The overridingtheme at the Smart Electric Power Alliance's annual conference in Washington, D.C.,was for utilities and distributed energy resource providers to work together formutual benefit toward grid modernization.
"Thekey thing is to find ways to share value for everyone to benefit," said EnergyHubCEO Seth Frader-Thompson, who spoke July 12 at the National Town Meeting on DemandResponse and Smart Grid on his view that consumer-installed distributed energy resourceshelp utilities and their customers reap benefits by providing critical grid services.
Innovativeutilities are working with third-party vendors to incorporate consumer-installeddistributed energy resources into load management programs, Frader-Thompson said.
He posedas an example that utilities could lease a Tesla Powerwall battery storage unit,which sells for $6,501, to customers for $1.25 per day in return for a customeragreement to allow the device to be used as a demand response resource.
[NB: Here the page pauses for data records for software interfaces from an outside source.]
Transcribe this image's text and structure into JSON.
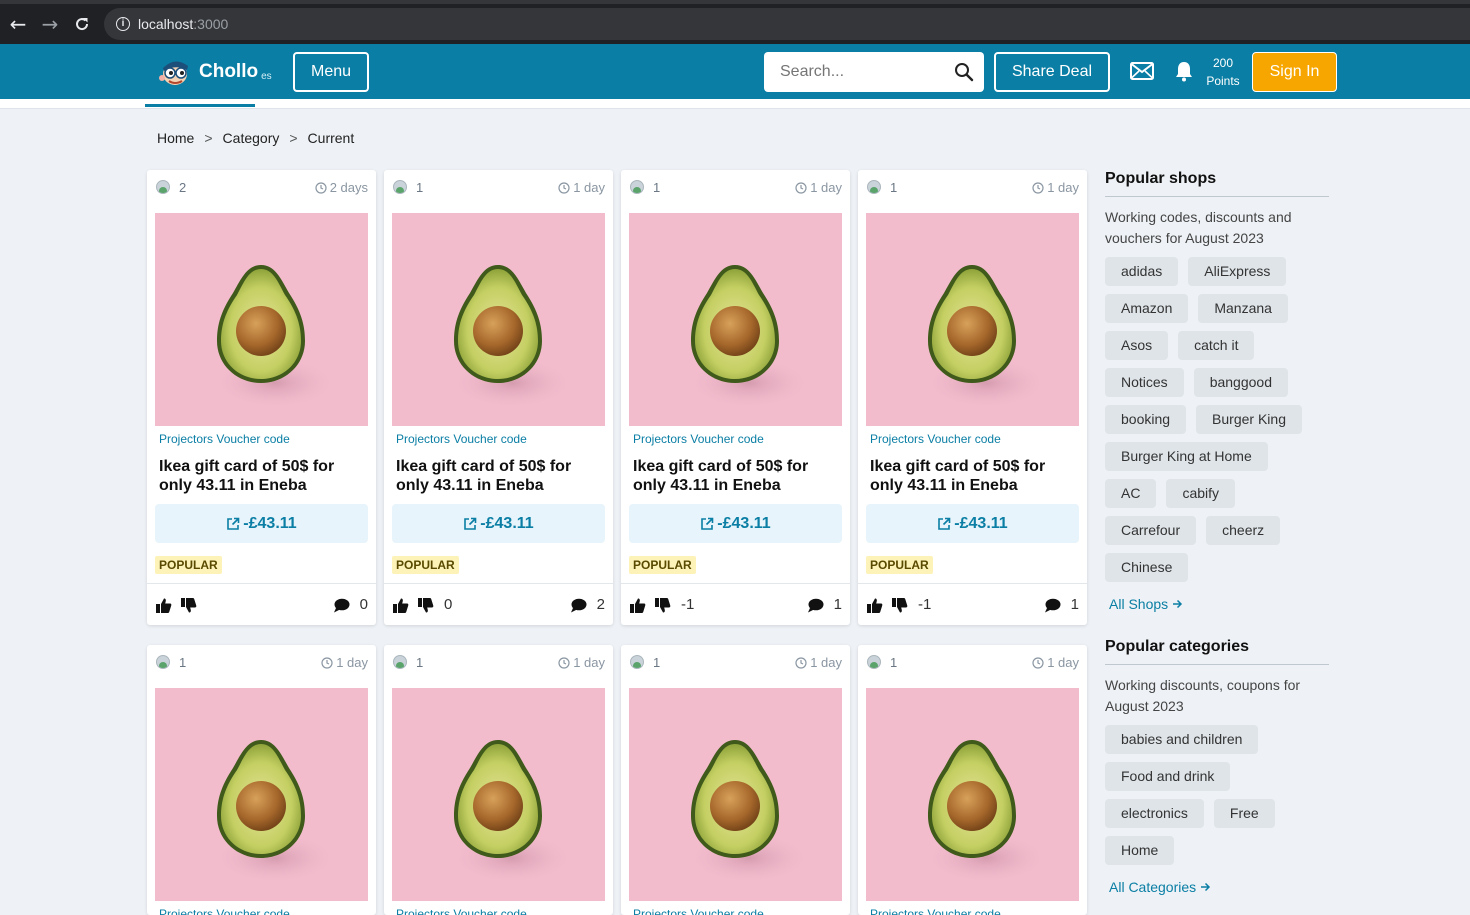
{
  "browser": {
    "url_host": "localhost",
    "url_port": ":3000"
  },
  "header": {
    "logo_text": "Chollo",
    "logo_suffix": "es",
    "menu_label": "Menu",
    "search_placeholder": "Search...",
    "share_label": "Share Deal",
    "points_value": "200",
    "points_label": "Points",
    "signin_label": "Sign In"
  },
  "breadcrumb": {
    "home": "Home",
    "category": "Category",
    "current": "Current",
    "separator": ">"
  },
  "deals": [
    {
      "votes": "2",
      "time": "2 days",
      "category": "Projectors Voucher code",
      "title": "Ikea gift card of 50$ for only 43.11 in Eneba",
      "price": "-£43.11",
      "badge": "POPULAR",
      "score": "",
      "comments": "0"
    },
    {
      "votes": "1",
      "time": "1 day",
      "category": "Projectors Voucher code",
      "title": "Ikea gift card of 50$ for only 43.11 in Eneba",
      "price": "-£43.11",
      "badge": "POPULAR",
      "score": "0",
      "comments": "2"
    },
    {
      "votes": "1",
      "time": "1 day",
      "category": "Projectors Voucher code",
      "title": "Ikea gift card of 50$ for only 43.11 in Eneba",
      "price": "-£43.11",
      "badge": "POPULAR",
      "score": "-1",
      "comments": "1"
    },
    {
      "votes": "1",
      "time": "1 day",
      "category": "Projectors Voucher code",
      "title": "Ikea gift card of 50$ for only 43.11 in Eneba",
      "price": "-£43.11",
      "badge": "POPULAR",
      "score": "-1",
      "comments": "1"
    },
    {
      "votes": "1",
      "time": "1 day",
      "category": "Projectors Voucher code"
    },
    {
      "votes": "1",
      "time": "1 day",
      "category": "Projectors Voucher code"
    },
    {
      "votes": "1",
      "time": "1 day",
      "category": "Projectors Voucher code"
    },
    {
      "votes": "1",
      "time": "1 day",
      "category": "Projectors Voucher code"
    }
  ],
  "sidebar": {
    "shops_title": "Popular shops",
    "shops_desc": "Working codes, discounts and vouchers for August 2023",
    "shops": [
      "adidas",
      "AliExpress",
      "Amazon",
      "Manzana",
      "Asos",
      "catch it",
      "Notices",
      "banggood",
      "booking",
      "Burger King",
      "Burger King at Home",
      "AC",
      "cabify",
      "Carrefour",
      "cheerz",
      "Chinese"
    ],
    "all_shops": "All Shops",
    "categories_title": "Popular categories",
    "categories_desc": "Working discounts, coupons for August 2023",
    "categories": [
      "babies and children",
      "Food and drink",
      "electronics",
      "Free",
      "Home"
    ],
    "all_categories": "All Categories"
  },
  "colors": {
    "brand": "#0a7ea4",
    "signin": "#f7a600",
    "deal_image_bg": "#f2bccd",
    "popular_badge": "#fdf3b8"
  },
  "icons": [
    "back-arrow-icon",
    "forward-arrow-icon",
    "reload-icon",
    "info-icon",
    "search-icon",
    "mail-icon",
    "bell-icon",
    "clock-icon",
    "external-link-icon",
    "thumbs-up-icon",
    "thumbs-down-icon",
    "comment-icon",
    "arrow-right-icon"
  ]
}
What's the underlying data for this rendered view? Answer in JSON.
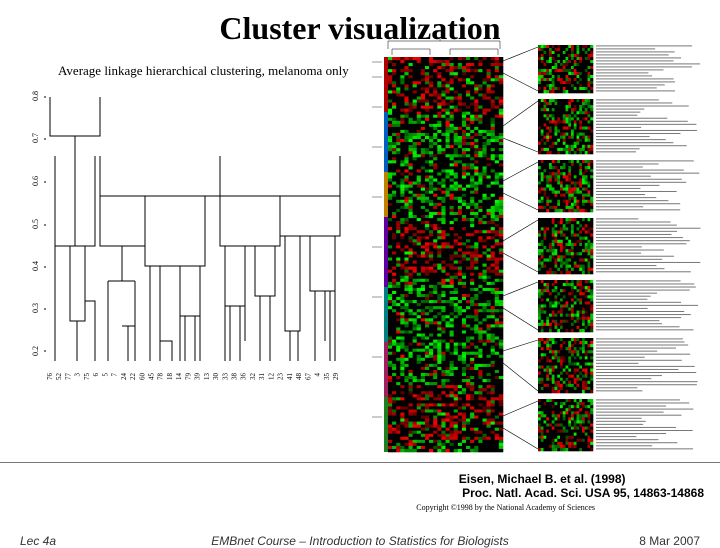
{
  "title": "Cluster visualization",
  "dendrogram": {
    "caption": "Average linkage hierarchical clustering, melanoma only",
    "yticks": [
      "0.8",
      "0.7",
      "0.6",
      "0.5",
      "0.4",
      "0.3",
      "0.2"
    ],
    "leaf_labels": [
      "76",
      "52",
      "77",
      "3",
      "75",
      "6",
      "5",
      "7",
      "24",
      "22",
      "60",
      "45",
      "78",
      "18",
      "14",
      "79",
      "39",
      "13",
      "30",
      "33",
      "38",
      "36",
      "32",
      "31",
      "12",
      "23",
      "41",
      "48",
      "67",
      "4",
      "35",
      "29"
    ]
  },
  "citation": {
    "line1": "Eisen, Michael B. et al. (1998)",
    "line2": "Proc. Natl. Acad. Sci. USA 95, 14863-14868",
    "copyright": "Copyright ©1998 by the National Academy of Sciences"
  },
  "footer": {
    "left": "Lec 4a",
    "center": "EMBnet Course – Introduction to Statistics for Biologists",
    "right": "8 Mar 2007"
  }
}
However,Frader-Thompson displayed a spark of friction utilities and third-party providershave traditionally had with one another when he said the grid revolution is happeningwith or without the utilities, and he pointed to Nevada's 95% drop in distributedsolar sales to show "a test case of how things must change."
Utilityexecutives at the conference indicated their companies are embracing change. Senior VicePresident of Customer Operations Val Jensen said ComEd enables third parties todevelop new products and services. The Chicago-based Exelon Corp. subsidiary collaborates with developers to bringvalue to utility customers, he said.
SeniorVice President of Regulatory Affairs Caroline Choi said the utility grid is thebackbone for distributed energy resources provided to customers. DER planning isbeing incorporated into the EdisonInternational utility's regulatory regime, Choi said. Increasingly,DER is used to keep outages to a minimum across the utility's 4,600 distributioncircuits, she continued.
Chief Strategy and Operations Officer Paul Lau, who is responsible for the city-ownedutility's power supply operations, said central utility stations will become dinosaursin the future. Yet, utility distribution systems, which are the biggest part ofthe utility industry's future, are currently "the dumbest part of the grid."
"Thechallenge is how to bring visibility to the distribution system" so DER canbe used holistically to its fullest potential, Lau said. When utilities can aggregateand manage load at the distribution level they will be able to optimize customerinvestment in DER, he said.
CEO John Hewa said the Texas co-op is a distribution-only utility with a large,sparsely populated service area. Distributed generation is an important asset asis technology that remotely reports localized system and line conditions. As a consumer-ownedutility, customer-owned resources are a good fit, Hewa said.
FormerColorado Public Utilities Commission Chair Ron Binz, who now is a regulatory consultant,said he advocates motivating utilities to embrace DER through price cap regulationwith financial incentives and a return bonus on DER investments.
HawaiiPublic Utility Commissioner Mike Champley, whom Gov. David Ige has over objections of the state's Senatepresident, said DER should provide grid solutions including service quality andsecurity. However, he said the primary source of change has to be with the incumbentutility. Regulators can only do so much, he said.
The distributionsystem is the "last frontier" for wringing out inefficiency in the electricindustry, Champley said. As Hawaii continues to increase distributed solar penetration,energy storage will be imperative, he said.
Microgridswill be the building blocks for transformation to a distributed resources grid,Champley said. With microgrids there will be trials and advances in distributedresources without negatively impacting the larger grid. A gradual interconnectionof these building blocks will occur until the larger grid becomes a system of interconnecteddistributed energy resources, he predicted.